* **WHAT THE TASK REQUIRES**
With the pictures omitted, output word for word the lines from the one containing "Serialize everything readable" through the end of the records.

──────

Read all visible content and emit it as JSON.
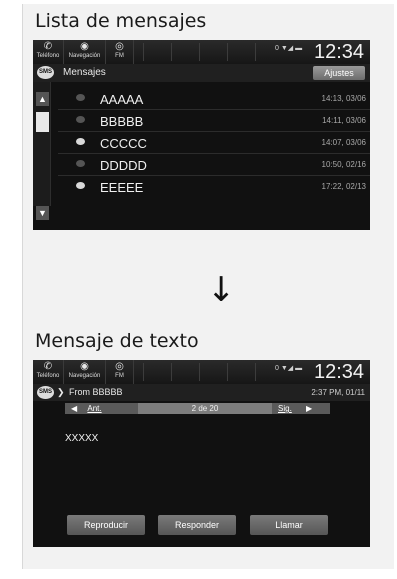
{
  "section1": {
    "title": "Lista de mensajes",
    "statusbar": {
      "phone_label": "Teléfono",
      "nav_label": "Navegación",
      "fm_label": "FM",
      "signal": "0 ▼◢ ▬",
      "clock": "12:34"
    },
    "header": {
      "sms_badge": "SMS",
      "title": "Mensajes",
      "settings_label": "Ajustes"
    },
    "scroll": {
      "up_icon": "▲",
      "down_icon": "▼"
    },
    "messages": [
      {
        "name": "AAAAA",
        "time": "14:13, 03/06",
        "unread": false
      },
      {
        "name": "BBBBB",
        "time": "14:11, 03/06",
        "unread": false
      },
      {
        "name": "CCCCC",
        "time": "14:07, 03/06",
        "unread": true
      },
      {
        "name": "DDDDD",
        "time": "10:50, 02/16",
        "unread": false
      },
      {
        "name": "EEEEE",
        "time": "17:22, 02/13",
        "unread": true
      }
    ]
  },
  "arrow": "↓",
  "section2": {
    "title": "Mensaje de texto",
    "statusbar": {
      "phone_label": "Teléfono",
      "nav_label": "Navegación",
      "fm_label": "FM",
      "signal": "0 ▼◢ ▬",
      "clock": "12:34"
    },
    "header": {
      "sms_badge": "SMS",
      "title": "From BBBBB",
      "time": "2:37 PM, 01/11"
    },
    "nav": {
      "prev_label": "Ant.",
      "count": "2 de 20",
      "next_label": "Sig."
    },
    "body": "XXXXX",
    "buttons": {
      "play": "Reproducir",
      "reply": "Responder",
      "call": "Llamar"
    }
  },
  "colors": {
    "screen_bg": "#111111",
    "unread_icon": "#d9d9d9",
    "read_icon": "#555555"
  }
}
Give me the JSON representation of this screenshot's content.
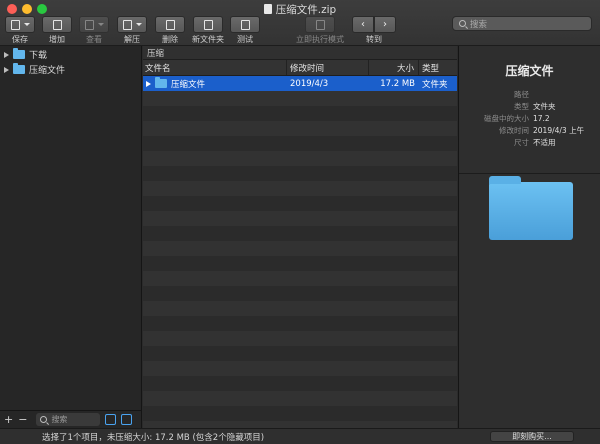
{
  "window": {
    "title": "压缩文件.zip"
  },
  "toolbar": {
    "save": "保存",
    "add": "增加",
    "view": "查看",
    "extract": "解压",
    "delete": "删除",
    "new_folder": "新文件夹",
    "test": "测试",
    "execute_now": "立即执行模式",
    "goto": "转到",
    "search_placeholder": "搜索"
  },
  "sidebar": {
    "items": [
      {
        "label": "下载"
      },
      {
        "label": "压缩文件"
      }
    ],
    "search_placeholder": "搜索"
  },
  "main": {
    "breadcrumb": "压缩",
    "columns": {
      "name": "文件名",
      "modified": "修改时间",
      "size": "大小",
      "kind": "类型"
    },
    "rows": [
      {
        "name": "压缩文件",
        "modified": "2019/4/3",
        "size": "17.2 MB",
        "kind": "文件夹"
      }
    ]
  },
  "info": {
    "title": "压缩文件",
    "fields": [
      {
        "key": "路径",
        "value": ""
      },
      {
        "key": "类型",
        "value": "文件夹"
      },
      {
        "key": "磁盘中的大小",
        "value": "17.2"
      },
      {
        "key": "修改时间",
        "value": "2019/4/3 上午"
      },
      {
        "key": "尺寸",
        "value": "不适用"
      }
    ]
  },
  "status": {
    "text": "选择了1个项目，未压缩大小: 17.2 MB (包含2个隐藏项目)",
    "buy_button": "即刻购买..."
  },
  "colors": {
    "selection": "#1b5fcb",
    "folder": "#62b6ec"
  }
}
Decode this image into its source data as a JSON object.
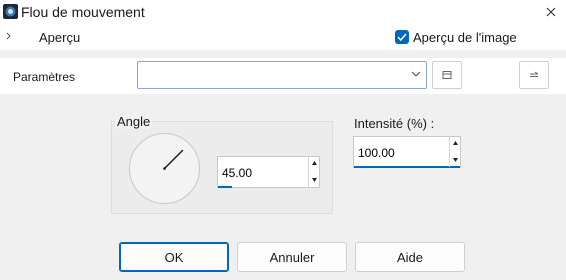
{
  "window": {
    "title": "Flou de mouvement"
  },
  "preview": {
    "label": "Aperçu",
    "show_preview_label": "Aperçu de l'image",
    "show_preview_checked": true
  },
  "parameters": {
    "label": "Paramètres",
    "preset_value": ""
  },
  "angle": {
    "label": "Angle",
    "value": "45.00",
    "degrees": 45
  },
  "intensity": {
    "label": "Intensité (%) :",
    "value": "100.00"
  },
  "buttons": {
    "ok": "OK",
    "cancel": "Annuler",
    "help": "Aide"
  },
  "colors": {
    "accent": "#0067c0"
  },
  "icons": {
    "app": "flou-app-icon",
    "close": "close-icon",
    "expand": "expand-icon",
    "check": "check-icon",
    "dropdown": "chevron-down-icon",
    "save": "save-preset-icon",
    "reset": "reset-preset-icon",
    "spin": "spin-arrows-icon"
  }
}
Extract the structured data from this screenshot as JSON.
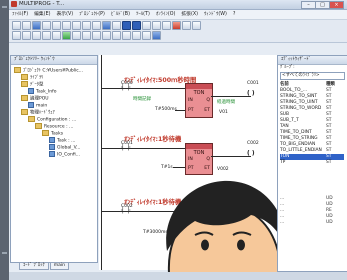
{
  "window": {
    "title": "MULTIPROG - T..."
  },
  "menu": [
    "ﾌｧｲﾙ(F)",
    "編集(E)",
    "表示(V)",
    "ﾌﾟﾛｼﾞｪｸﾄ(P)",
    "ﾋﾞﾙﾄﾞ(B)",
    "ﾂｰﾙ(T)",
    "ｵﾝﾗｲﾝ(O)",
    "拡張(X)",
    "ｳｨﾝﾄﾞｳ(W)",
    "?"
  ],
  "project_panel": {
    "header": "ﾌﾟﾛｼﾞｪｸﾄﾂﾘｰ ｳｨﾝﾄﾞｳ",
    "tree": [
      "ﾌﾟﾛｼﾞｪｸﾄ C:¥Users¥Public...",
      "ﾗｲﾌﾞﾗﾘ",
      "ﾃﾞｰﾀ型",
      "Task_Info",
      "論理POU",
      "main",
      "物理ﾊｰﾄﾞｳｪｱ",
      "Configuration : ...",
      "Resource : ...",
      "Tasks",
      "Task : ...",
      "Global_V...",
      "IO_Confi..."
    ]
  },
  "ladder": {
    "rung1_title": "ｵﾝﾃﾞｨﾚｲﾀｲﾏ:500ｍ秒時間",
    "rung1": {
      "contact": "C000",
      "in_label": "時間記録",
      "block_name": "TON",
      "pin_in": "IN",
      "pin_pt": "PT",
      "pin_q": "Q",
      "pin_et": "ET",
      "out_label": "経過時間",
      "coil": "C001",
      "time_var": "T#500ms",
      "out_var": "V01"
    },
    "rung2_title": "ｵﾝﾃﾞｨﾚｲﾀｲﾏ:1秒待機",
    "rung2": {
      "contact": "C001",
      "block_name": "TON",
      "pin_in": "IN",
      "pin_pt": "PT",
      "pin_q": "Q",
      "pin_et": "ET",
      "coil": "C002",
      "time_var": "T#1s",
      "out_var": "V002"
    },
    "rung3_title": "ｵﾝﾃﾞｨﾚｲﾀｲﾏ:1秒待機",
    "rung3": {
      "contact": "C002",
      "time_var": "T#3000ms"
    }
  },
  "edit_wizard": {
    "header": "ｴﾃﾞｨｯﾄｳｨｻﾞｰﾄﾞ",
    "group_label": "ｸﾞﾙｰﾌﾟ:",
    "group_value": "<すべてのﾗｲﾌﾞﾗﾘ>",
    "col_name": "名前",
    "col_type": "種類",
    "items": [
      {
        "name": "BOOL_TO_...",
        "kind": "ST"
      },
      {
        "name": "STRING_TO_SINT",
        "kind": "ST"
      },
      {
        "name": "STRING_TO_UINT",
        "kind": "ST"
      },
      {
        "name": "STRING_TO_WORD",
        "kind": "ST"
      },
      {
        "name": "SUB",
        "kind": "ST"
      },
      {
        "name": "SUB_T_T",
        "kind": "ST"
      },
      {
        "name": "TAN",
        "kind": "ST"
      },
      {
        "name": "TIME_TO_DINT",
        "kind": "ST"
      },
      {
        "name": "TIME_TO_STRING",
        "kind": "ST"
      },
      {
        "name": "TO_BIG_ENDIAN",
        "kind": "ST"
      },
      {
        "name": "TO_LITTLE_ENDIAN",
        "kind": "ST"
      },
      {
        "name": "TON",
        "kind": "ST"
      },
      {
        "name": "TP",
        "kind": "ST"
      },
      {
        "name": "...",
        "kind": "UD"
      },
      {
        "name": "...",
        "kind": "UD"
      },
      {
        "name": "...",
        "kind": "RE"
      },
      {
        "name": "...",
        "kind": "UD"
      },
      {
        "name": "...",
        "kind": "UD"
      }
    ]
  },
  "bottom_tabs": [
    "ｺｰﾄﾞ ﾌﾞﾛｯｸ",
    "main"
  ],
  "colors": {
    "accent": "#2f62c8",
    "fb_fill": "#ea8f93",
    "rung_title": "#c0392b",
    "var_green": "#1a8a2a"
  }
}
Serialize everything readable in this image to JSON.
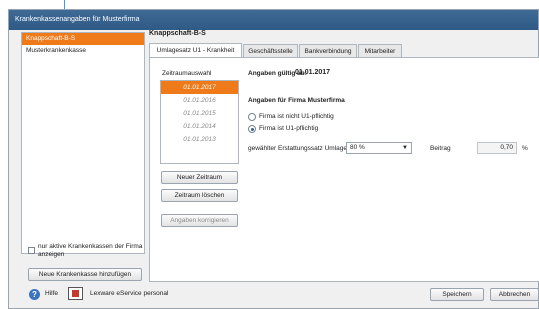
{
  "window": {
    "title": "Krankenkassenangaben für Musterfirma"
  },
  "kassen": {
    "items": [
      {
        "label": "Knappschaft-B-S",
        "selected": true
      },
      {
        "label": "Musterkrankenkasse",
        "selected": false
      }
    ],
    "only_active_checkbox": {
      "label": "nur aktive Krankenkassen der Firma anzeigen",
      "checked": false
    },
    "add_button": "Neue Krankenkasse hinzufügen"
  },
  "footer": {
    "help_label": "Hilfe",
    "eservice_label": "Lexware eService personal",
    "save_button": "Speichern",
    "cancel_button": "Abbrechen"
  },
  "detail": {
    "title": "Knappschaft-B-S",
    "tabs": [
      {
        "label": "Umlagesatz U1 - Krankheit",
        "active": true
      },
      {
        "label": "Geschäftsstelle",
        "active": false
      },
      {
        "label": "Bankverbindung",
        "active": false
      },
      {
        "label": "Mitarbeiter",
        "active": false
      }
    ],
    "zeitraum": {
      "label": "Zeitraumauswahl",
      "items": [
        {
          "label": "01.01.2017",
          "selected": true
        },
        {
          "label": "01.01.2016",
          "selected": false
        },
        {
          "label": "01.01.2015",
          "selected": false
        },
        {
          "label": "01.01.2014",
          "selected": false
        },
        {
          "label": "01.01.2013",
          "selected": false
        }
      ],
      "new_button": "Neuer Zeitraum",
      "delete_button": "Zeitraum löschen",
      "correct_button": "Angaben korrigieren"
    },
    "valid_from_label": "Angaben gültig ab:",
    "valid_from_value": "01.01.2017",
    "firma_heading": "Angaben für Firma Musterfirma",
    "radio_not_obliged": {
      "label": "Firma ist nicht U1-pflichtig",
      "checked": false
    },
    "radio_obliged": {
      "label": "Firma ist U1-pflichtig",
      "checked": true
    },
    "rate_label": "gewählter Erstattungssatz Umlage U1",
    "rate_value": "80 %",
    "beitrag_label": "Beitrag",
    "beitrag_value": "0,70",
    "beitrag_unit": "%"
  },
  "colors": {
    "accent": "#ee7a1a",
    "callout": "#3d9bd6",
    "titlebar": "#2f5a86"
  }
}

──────

* **EXERCISE SOLUTION**
Serialize everything readable in this image to JSON.
{
  "window": {
    "title": "Krankenkassenangaben für Musterfirma"
  },
  "kassen": {
    "items": [
      {
        "label": "Knappschaft-B-S",
        "selected": true
      },
      {
        "label": "Musterkrankenkasse",
        "selected": false
      }
    ],
    "only_active_checkbox": {
      "label": "nur aktive Krankenkassen der Firma anzeigen",
      "checked": false
    },
    "add_button": "Neue Krankenkasse hinzufügen"
  },
  "footer": {
    "help_label": "Hilfe",
    "eservice_label": "Lexware eService personal",
    "save_button": "Speichern",
    "cancel_button": "Abbrechen"
  },
  "detail": {
    "title": "Knappschaft-B-S",
    "tabs": [
      {
        "label": "Umlagesatz U1 - Krankheit",
        "active": true
      },
      {
        "label": "Geschäftsstelle",
        "active": false
      },
      {
        "label": "Bankverbindung",
        "active": false
      },
      {
        "label": "Mitarbeiter",
        "active": false
      }
    ],
    "zeitraum": {
      "label": "Zeitraumauswahl",
      "items": [
        {
          "label": "01.01.2017",
          "selected": true
        },
        {
          "label": "01.01.2016",
          "selected": false
        },
        {
          "label": "01.01.2015",
          "selected": false
        },
        {
          "label": "01.01.2014",
          "selected": false
        },
        {
          "label": "01.01.2013",
          "selected": false
        }
      ],
      "new_button": "Neuer Zeitraum",
      "delete_button": "Zeitraum löschen",
      "correct_button": "Angaben korrigieren"
    },
    "valid_from_label": "Angaben gültig ab:",
    "valid_from_value": "01.01.2017",
    "firma_heading": "Angaben für Firma Musterfirma",
    "radio_not_obliged": {
      "label": "Firma ist nicht U1-pflichtig",
      "checked": false
    },
    "radio_obliged": {
      "label": "Firma ist U1-pflichtig",
      "checked": true
    },
    "rate_label": "gewählter Erstattungssatz Umlage U1",
    "rate_value": "80 %",
    "beitrag_label": "Beitrag",
    "beitrag_value": "0,70",
    "beitrag_unit": "%"
  },
  "colors": {
    "accent": "#ee7a1a",
    "callout": "#3d9bd6",
    "titlebar": "#2f5a86"
  }
}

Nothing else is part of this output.